Today the sea anemone team were out in the field again and this time to Chek Jawa. Gun Kiat, Yikang and I also joined along. I have not been to CJ so early just before the sun rises and the view is really breathtaking from the coral rubble area.
Among the firsts to catch Dr Daphne's attention were the juvenile cerianthids or the peacock anemones. Judging from the seagrass blade, you can see how small they are and I have not paid attention to them before.
The team did not managed to find any of Stichodactyla gigantea which has longer tenacles that pulsate. Those carpet anemones from Chek Jawa are mostly Stichodactyla haddoni where there are long-short tentacles fringing the side of these carpet anemones. These haddoni species are doing very well at the coral rubble area.
These fifty cents coin-like "mini-carpet anemone" lookalike are not baby Stichodactyla haddoni but according to their near arrangement of tentacles near the centre, these are actually Stichodactyla tapetum which will not grow to be as big as haddoni species.
I thought that usually the residents of these disused big shells would be those hermit crabs but here there's a juvenile thunder crab living in it.
Chek Jawa is not called coral rubble for nothing. Indeed you can find the remains of the mushroom coral and this one is huge.
I was walking close to the reef edge in slight murky waters of the coral rubble trying to find something special. I chanced upon the first living coral I've ever seen in Chek Jawa. Anyone can help me with the id???
Magnificent sunrise over Johor and Tekong.
I was also doing some work for my project. An attempt was made to compare past photos with current ones. The one on the left was taken by Ria during 20th Jan 2007, source: Team Seagrass website. It shows the mass death event where animals and anemones turned white and died. The photo taken on the right shows the barren sandbar with no carpet anemones but just strewn with seaweed.
After my rounds of taking photographs, the team walked towards the mangrove side and I was proceeding to transect 3 area to do some checking out of the 300m stretch. And halfway through, something sharp struck through my booties and whacked my foot.
"Ouch!" I yelled. Quickly, I turned and looked what had caused that and it was a hard and sharply-pointed prop root of the mangrove. Thank God its no stonefish or whatever venomous creatures. The pain got the better of me, thus I took off my booties and examined the punctured wound. Blood was flowing profusely outward at first but thankfully it stopped soon. Followed were those first aid attempts on it and I put back my booties and tried to continue to do the work that needs to be done by today.
Because we were punctual and timely for today's trip, we also ended early without to chase after the tides.
Today was pretty eventful and uneventful at the same time.
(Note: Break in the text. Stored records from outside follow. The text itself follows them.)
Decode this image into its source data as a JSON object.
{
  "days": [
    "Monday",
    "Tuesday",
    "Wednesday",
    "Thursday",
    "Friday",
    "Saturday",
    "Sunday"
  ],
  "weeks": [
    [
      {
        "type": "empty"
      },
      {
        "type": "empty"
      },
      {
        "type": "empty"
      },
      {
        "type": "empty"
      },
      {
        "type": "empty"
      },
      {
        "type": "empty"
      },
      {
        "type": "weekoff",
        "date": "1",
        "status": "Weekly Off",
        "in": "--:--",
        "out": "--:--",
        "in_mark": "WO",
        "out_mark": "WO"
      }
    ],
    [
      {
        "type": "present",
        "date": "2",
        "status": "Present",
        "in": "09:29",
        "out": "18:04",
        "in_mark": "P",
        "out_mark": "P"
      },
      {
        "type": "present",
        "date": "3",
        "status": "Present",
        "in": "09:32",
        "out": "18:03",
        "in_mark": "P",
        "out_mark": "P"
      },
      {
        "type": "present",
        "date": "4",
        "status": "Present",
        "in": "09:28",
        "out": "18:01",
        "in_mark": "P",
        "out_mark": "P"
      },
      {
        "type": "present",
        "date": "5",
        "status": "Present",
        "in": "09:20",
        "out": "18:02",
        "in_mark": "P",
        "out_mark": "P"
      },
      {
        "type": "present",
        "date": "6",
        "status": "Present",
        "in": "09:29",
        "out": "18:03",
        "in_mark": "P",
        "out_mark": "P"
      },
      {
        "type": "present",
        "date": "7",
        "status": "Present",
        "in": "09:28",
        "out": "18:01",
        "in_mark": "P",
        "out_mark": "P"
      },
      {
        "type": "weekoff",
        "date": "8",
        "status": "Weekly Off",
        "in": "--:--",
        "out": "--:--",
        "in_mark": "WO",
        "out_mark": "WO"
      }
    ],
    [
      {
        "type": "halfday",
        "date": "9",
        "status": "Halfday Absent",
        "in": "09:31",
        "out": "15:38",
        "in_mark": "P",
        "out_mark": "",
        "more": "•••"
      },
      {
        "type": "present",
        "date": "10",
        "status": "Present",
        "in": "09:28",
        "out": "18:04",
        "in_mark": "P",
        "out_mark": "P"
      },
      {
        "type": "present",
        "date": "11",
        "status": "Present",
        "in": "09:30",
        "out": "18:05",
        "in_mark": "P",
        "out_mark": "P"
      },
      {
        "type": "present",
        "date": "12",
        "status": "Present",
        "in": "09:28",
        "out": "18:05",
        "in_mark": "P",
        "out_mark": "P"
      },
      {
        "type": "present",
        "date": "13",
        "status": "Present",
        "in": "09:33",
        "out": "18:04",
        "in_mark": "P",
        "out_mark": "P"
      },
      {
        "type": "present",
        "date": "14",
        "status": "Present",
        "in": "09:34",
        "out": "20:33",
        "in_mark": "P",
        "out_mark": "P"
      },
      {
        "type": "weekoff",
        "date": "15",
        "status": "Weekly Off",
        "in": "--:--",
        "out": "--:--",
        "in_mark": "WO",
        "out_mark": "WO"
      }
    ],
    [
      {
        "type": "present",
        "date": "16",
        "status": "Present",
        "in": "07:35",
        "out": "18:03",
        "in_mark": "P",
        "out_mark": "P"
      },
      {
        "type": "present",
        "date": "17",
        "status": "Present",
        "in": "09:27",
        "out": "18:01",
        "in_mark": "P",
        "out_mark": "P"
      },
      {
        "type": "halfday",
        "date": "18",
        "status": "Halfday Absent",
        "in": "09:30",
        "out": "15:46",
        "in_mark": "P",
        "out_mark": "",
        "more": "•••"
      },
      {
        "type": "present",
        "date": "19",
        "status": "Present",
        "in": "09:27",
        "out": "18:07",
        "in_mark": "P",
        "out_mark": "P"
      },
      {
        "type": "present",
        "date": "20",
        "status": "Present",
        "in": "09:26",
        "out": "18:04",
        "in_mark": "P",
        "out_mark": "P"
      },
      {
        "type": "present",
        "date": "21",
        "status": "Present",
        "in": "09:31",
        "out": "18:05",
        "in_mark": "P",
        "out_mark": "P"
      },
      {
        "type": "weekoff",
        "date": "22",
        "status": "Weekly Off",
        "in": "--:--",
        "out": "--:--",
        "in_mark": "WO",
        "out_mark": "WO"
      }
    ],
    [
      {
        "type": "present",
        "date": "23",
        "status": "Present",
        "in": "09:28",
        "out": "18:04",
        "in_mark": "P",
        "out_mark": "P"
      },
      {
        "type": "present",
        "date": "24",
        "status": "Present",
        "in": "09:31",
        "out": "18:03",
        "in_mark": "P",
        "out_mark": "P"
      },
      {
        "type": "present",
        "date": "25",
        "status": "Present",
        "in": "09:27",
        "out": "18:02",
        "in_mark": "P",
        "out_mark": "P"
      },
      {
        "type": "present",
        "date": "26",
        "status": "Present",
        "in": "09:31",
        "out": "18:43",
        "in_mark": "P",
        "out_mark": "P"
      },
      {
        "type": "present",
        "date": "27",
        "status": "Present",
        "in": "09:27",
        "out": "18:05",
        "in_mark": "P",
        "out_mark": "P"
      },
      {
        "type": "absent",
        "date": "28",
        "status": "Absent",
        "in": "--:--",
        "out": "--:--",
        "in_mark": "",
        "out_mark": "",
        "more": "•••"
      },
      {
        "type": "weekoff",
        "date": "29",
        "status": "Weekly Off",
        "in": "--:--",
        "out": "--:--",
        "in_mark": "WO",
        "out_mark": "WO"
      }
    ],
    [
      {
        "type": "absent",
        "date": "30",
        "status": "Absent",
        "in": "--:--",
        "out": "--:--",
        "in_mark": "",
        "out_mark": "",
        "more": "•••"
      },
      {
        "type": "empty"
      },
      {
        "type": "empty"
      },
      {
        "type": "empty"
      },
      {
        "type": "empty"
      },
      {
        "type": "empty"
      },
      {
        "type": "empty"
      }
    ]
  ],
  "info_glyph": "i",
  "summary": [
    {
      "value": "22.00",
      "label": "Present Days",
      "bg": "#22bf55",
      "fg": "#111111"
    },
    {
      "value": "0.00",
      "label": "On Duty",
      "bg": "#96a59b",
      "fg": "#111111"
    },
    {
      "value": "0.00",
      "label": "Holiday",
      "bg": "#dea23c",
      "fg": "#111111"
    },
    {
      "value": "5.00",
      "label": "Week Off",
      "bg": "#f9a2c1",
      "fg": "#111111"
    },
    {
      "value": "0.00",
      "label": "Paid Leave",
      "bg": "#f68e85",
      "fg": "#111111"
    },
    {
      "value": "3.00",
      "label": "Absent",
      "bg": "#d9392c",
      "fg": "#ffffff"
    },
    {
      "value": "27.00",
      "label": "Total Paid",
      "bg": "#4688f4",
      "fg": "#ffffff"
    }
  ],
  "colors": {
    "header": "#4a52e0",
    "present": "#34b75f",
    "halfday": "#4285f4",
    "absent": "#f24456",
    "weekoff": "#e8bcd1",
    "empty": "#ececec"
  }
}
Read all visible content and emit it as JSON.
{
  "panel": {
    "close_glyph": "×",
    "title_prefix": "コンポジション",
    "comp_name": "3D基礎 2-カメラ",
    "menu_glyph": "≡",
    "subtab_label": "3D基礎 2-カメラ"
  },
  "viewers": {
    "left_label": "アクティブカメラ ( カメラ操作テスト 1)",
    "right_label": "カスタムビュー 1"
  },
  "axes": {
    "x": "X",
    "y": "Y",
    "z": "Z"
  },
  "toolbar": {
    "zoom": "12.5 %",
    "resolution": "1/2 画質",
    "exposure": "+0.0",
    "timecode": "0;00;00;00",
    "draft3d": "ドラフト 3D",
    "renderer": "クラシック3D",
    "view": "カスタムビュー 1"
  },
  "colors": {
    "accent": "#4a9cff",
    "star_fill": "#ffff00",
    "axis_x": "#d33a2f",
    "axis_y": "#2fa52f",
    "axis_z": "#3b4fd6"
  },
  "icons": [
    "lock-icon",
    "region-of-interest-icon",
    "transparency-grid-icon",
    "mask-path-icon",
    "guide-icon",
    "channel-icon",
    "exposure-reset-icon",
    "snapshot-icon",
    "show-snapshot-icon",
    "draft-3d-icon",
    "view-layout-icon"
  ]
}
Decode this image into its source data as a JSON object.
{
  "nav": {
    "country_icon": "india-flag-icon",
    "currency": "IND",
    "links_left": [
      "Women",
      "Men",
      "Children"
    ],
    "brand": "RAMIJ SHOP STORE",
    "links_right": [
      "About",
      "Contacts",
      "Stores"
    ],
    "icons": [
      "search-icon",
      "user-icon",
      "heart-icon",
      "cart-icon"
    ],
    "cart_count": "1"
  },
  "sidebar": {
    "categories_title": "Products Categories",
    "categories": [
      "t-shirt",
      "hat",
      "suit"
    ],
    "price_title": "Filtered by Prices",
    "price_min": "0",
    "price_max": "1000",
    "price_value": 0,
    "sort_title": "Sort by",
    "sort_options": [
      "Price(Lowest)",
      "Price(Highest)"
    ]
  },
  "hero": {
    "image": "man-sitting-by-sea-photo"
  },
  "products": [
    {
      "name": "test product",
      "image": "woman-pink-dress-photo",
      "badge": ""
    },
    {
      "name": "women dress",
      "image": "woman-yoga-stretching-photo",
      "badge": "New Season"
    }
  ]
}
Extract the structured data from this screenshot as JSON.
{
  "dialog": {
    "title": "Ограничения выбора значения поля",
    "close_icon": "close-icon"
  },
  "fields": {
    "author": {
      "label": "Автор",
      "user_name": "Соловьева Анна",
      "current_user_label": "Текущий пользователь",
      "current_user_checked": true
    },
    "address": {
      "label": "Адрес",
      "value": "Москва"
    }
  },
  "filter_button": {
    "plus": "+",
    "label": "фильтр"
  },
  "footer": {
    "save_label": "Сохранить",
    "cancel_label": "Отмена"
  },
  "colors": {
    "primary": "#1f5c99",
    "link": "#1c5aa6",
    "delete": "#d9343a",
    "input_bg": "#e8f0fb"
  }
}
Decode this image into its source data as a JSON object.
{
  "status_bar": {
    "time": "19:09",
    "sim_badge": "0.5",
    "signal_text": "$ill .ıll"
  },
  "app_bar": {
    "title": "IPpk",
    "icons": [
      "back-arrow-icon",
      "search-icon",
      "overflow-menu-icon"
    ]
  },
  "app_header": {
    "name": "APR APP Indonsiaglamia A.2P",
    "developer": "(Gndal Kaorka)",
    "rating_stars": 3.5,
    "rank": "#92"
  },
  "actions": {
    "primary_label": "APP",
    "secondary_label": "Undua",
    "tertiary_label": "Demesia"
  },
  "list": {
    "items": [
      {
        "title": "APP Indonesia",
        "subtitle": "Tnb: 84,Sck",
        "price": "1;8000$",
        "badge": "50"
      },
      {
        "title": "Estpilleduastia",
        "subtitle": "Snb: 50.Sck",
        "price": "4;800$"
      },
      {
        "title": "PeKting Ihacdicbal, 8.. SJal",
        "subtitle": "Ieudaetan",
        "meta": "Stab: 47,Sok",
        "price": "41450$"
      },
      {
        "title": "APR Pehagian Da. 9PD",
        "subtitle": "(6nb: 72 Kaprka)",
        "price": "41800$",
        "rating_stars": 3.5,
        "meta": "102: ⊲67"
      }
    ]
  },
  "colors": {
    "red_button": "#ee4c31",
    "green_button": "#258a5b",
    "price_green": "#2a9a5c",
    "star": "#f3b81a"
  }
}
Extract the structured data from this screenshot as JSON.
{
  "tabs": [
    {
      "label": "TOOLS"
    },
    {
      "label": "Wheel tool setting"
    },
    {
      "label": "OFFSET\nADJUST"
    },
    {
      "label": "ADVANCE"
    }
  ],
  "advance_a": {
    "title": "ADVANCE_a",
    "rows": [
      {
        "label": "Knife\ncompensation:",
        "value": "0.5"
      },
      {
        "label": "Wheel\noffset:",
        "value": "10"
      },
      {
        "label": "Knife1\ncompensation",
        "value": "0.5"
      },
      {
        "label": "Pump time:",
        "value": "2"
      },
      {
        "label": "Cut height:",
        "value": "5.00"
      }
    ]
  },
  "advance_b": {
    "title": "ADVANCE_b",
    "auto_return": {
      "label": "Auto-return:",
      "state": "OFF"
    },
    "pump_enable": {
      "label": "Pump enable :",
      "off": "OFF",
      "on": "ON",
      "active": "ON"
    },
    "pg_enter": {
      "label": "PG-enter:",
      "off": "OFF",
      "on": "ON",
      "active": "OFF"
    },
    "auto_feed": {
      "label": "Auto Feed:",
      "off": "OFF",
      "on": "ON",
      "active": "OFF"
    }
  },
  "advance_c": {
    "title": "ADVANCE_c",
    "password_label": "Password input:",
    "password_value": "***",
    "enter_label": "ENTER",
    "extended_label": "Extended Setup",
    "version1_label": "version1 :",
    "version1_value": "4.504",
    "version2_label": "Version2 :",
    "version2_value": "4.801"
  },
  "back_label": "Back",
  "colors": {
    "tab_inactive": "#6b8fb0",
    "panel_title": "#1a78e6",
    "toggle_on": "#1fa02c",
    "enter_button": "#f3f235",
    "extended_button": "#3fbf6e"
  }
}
Come to think of it, Ria and company were discussing openly in the van about stonefishes and stingrays bites and it sort of materialized. Though this root thingy is relatively nothing compared to a stonefish sting, it taught me a painful lesson to walk more gently on the shore and open my eyes bigger to see where I thread. It's a bit swollen now but I will go and see a doctor tomorrow late afternoon, so no worries. Thank you Ria for your concern too :-)
Thanks a lot for the sea anemone team for bringing us along and thanks to Gun Kiat and Yikang for taking the time off to come. Thanks GK also for driving us back and forth.